● **Prompt**:
Each entry below has to be written out again without any change.
>>>>
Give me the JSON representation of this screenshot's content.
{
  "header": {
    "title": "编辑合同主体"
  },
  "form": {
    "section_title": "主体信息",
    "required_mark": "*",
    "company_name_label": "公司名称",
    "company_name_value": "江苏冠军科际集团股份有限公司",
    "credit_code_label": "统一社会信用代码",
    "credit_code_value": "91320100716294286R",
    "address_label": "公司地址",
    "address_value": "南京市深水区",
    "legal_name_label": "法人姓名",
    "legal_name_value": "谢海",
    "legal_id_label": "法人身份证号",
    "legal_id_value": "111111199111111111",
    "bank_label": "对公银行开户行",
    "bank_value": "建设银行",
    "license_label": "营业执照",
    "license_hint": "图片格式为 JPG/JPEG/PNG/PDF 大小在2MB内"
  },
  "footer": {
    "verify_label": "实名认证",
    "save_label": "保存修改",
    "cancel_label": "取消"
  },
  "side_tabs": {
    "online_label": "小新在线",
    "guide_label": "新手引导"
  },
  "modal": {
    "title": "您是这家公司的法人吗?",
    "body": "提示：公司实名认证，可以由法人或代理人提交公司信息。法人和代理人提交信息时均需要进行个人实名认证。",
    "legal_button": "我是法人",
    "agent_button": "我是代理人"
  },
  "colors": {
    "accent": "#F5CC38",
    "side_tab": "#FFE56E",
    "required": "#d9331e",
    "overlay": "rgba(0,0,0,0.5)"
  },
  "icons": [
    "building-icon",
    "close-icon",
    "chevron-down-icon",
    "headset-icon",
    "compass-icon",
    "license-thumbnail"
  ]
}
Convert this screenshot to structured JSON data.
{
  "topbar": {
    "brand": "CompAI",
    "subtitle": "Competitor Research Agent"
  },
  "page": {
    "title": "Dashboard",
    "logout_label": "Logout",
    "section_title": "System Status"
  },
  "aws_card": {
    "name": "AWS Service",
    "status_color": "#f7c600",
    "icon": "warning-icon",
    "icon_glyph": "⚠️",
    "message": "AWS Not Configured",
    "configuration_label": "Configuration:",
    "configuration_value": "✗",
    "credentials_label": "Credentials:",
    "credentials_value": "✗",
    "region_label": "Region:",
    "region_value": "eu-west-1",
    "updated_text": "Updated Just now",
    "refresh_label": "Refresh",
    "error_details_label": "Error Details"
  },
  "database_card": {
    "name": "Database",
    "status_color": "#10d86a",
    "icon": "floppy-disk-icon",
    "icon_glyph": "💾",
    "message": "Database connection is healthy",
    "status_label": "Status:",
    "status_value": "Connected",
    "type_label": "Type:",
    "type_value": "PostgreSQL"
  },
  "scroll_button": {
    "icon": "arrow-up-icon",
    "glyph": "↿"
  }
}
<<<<
● **Answer to this exercise**:
Give me the JSON representation of this screenshot's content.
{
  "header": {
    "title": "编辑合同主体"
  },
  "form": {
    "section_title": "主体信息",
    "required_mark": "*",
    "company_name_label": "公司名称",
    "company_name_value": "江苏冠军科际集团股份有限公司",
    "credit_code_label": "统一社会信用代码",
    "credit_code_value": "91320100716294286R",
    "address_label": "公司地址",
    "address_value": "南京市深水区",
    "legal_name_label": "法人姓名",
    "legal_name_value": "谢海",
    "legal_id_label": "法人身份证号",
    "legal_id_value": "111111199111111111",
    "bank_label": "对公银行开户行",
    "bank_value": "建设银行",
    "license_label": "营业执照",
    "license_hint": "图片格式为 JPG/JPEG/PNG/PDF 大小在2MB内"
  },
  "footer": {
    "verify_label": "实名认证",
    "save_label": "保存修改",
    "cancel_label": "取消"
  },
  "side_tabs": {
    "online_label": "小新在线",
    "guide_label": "新手引导"
  },
  "modal": {
    "title": "您是这家公司的法人吗?",
    "body": "提示：公司实名认证，可以由法人或代理人提交公司信息。法人和代理人提交信息时均需要进行个人实名认证。",
    "legal_button": "我是法人",
    "agent_button": "我是代理人"
  },
  "colors": {
    "accent": "#F5CC38",
    "side_tab": "#FFE56E",
    "required": "#d9331e",
    "overlay": "rgba(0,0,0,0.5)"
  },
  "icons": [
    "building-icon",
    "close-icon",
    "chevron-down-icon",
    "headset-icon",
    "compass-icon",
    "license-thumbnail"
  ]
}
Convert this screenshot to structured JSON data.
{
  "topbar": {
    "brand": "CompAI",
    "subtitle": "Competitor Research Agent"
  },
  "page": {
    "title": "Dashboard",
    "logout_label": "Logout",
    "section_title": "System Status"
  },
  "aws_card": {
    "name": "AWS Service",
    "status_color": "#f7c600",
    "icon": "warning-icon",
    "icon_glyph": "⚠️",
    "message": "AWS Not Configured",
    "configuration_label": "Configuration:",
    "configuration_value": "✗",
    "credentials_label": "Credentials:",
    "credentials_value": "✗",
    "region_label": "Region:",
    "region_value": "eu-west-1",
    "updated_text": "Updated Just now",
    "refresh_label": "Refresh",
    "error_details_label": "Error Details"
  },
  "database_card": {
    "name": "Database",
    "status_color": "#10d86a",
    "icon": "floppy-disk-icon",
    "icon_glyph": "💾",
    "message": "Database connection is healthy",
    "status_label": "Status:",
    "status_value": "Connected",
    "type_label": "Type:",
    "type_value": "PostgreSQL"
  },
  "scroll_button": {
    "icon": "arrow-up-icon",
    "glyph": "↿"
  }
}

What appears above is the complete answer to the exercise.